You may also consult with a dietitian, social worker, and other care team members. You’ll have a temporary catheter (similar to a large intravenous line) placed in your upper chest to facilitate the infusion of stem cells and to minimize needlesticks for blood draws.

Autologous transplant

Most stem cells are found in the bone marrow, but some circulate in your blood. Transplanting your own cells (autologous bone marrow transplant), involves collecting stem cells from your blood. The blood is taken from a vein and passed through a machine that isolates the stem cells. The remaining blood is returned to your body through a catheter placed in your chest. This process is called apheresis.

Allogeneic transplant

To prepare for a donor (allogeneic) stem cell transplant, your doctor will help you find a donor whose immune system matches yours, so your body will not reject the transplant. A donor may be a sibling or other family member, or someone listed in a registry of potential donors. If a registry match is made, the donor will be contacted and go through a process of removing stem cells from their blood (apheresis). The cells will be preserved for your transplant and can remain frozen for many years if needed.


Before receiving a bone marrow (stem cell) transplant, you will undergo a conditioning process. You will receive high-dose chemotherapy and possibly radiation therapy to completely destroy your body's cancer cells and diseased stem cells. The details of your conditioning treatment depend on your cancer type, what kind of transplant you will receive, and whether you have had chemotherapy or radiation therapy.

Side effects of conditioning include:

  • Mouth sores
  • Nausea
  • Vomiting
  • Diarrhea
  • Hair loss
  • Fatigue

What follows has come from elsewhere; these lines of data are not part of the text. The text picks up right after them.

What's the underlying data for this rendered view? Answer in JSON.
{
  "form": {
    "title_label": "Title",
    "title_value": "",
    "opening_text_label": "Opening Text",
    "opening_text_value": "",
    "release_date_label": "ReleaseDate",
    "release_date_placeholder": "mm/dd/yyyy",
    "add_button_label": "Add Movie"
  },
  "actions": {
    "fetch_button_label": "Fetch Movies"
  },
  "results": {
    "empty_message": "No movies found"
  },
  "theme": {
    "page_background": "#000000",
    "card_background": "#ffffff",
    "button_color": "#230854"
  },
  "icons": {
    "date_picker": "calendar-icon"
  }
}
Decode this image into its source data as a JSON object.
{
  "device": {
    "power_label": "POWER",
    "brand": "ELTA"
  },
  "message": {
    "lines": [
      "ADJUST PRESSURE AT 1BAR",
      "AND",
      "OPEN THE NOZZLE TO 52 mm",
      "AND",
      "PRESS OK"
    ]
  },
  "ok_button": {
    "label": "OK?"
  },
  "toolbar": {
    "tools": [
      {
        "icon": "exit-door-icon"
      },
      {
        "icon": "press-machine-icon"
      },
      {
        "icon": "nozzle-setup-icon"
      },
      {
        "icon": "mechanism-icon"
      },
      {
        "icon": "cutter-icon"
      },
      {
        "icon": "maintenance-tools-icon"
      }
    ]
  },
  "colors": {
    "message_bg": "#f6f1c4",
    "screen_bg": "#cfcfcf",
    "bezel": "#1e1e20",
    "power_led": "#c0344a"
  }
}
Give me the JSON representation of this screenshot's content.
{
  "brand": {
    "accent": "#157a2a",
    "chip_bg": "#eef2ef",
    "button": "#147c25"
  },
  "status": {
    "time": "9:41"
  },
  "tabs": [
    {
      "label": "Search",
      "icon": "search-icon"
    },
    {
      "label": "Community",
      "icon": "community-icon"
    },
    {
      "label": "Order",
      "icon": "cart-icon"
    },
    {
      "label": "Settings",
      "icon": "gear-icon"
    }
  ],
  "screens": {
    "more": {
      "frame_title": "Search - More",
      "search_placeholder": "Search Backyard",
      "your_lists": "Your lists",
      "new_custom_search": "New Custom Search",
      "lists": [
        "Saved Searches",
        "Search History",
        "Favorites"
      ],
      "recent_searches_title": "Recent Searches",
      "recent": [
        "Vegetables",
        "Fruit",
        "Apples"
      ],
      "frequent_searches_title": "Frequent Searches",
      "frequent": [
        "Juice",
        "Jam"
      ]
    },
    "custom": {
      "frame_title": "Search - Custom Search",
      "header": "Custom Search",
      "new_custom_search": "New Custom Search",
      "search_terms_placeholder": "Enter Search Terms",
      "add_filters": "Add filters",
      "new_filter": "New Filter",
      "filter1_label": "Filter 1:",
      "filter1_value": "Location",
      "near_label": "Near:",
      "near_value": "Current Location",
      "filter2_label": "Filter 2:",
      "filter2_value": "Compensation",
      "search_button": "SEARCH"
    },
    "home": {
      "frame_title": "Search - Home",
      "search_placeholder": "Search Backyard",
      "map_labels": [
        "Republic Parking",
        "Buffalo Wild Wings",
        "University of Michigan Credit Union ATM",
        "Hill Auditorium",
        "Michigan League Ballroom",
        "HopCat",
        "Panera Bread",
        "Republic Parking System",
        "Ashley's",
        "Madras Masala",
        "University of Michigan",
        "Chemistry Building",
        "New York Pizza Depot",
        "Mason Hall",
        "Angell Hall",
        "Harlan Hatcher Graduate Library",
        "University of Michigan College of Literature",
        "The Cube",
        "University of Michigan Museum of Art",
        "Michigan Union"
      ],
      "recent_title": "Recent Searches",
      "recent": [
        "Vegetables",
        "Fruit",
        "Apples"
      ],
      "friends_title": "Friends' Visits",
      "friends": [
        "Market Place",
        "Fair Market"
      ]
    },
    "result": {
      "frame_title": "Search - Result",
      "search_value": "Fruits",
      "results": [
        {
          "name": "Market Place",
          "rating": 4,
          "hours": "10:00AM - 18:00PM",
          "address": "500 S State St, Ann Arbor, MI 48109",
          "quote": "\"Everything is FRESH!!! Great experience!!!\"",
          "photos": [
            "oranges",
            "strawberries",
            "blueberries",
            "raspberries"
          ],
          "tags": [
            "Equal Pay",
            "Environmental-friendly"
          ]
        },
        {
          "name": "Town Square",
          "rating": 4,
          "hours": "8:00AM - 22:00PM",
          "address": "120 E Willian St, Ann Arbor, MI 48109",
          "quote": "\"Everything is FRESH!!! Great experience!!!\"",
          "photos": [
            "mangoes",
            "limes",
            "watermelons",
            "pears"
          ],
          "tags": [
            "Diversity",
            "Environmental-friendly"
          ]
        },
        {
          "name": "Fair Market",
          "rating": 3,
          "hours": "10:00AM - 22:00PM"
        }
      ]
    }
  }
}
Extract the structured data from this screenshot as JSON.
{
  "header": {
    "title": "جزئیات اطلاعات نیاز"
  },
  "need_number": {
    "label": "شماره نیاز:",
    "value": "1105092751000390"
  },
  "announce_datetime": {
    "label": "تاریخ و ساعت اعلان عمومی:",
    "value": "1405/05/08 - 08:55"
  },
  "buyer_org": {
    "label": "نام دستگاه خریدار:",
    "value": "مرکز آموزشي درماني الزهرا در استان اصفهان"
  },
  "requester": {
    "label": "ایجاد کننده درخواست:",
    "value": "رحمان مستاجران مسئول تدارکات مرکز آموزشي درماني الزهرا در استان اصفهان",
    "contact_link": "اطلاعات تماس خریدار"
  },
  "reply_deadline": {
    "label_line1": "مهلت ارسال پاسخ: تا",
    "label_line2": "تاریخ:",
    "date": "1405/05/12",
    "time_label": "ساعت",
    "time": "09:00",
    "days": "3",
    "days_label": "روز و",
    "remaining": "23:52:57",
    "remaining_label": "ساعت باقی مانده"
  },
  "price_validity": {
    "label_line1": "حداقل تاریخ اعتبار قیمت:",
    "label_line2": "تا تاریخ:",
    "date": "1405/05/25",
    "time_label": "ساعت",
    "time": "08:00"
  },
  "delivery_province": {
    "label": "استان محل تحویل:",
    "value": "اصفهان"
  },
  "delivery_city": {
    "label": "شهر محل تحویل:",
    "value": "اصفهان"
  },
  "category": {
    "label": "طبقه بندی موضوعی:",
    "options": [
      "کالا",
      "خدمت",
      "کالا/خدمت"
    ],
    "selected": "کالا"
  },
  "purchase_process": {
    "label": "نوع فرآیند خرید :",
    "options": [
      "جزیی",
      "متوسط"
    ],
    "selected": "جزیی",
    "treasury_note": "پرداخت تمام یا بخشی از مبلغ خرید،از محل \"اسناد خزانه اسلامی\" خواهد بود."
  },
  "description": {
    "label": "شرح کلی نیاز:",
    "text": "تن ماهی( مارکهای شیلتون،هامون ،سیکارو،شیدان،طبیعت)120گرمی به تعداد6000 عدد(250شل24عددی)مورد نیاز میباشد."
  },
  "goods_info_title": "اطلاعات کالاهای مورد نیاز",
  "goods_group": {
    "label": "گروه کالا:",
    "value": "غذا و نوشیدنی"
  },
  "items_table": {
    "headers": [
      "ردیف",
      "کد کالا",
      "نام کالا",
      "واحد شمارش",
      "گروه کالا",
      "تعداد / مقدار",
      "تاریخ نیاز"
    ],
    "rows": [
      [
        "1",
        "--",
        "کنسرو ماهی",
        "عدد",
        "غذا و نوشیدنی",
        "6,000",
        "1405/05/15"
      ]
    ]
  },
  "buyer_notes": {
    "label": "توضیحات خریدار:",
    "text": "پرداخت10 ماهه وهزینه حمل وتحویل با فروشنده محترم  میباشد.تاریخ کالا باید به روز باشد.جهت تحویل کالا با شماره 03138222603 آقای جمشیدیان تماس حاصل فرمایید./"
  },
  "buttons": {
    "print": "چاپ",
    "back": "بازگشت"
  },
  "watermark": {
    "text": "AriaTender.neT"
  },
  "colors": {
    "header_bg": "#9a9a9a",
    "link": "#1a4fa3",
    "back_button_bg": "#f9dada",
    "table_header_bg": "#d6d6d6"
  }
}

These and other side effects will be discussed in detail before the transplant. Depending on your age and health history, your doctor may recommend a less intense approach to conditioning. This treatment uses lower doses of chemotherapy, with or without lower doses of radiation. Like high-intensity conditioning, this treatment aims to prepare your bone marrow for the donor cells to take over. Side effects are less severe. These reduced-intensity regimens make transplants an option for older individuals and people with heart or lung disease.

At NewYork-Presbyterian, we tailor bone marrow transplant preparation to the unique needs of each patient. Our multidisciplinary team provides compassionate, respectful, and state-of-the-art care.

After the Transplant

After the Surgery

Most bone marrow transplant recipients stay in the hospital for 3 to 4 weeks after the procedure. Our advanced, dedicated bone marrow transplant units offer personal monitoring, private rooms, and special airflow systems for patients with weakened immune systems. You will be cared for during your bone marrow transplant recovery by our highly trained nurses, pharmacists, social workers, and dietitians. You’ll have access to experienced and compassionate care from all hospital services for treatment of side effects. You will be ready to go home when new blood cells grow in your bone marrow and reach a healthy level in your blood. Your doctor will talk with you and your care partner about your needs for continued recovery after discharge.

A doctor holding a patient’s hand after a bone marrow transplant

Get Care

Receive a Bone Marrow Transplant at NewYork-Presbyterian

At NewYork-Presbyterian, our nationally and internationally known bone marrow and stem cell transplant experts offer a comprehensive, multidisciplinary approach to care. Schedule an appointment for our top-ranked cancer care services.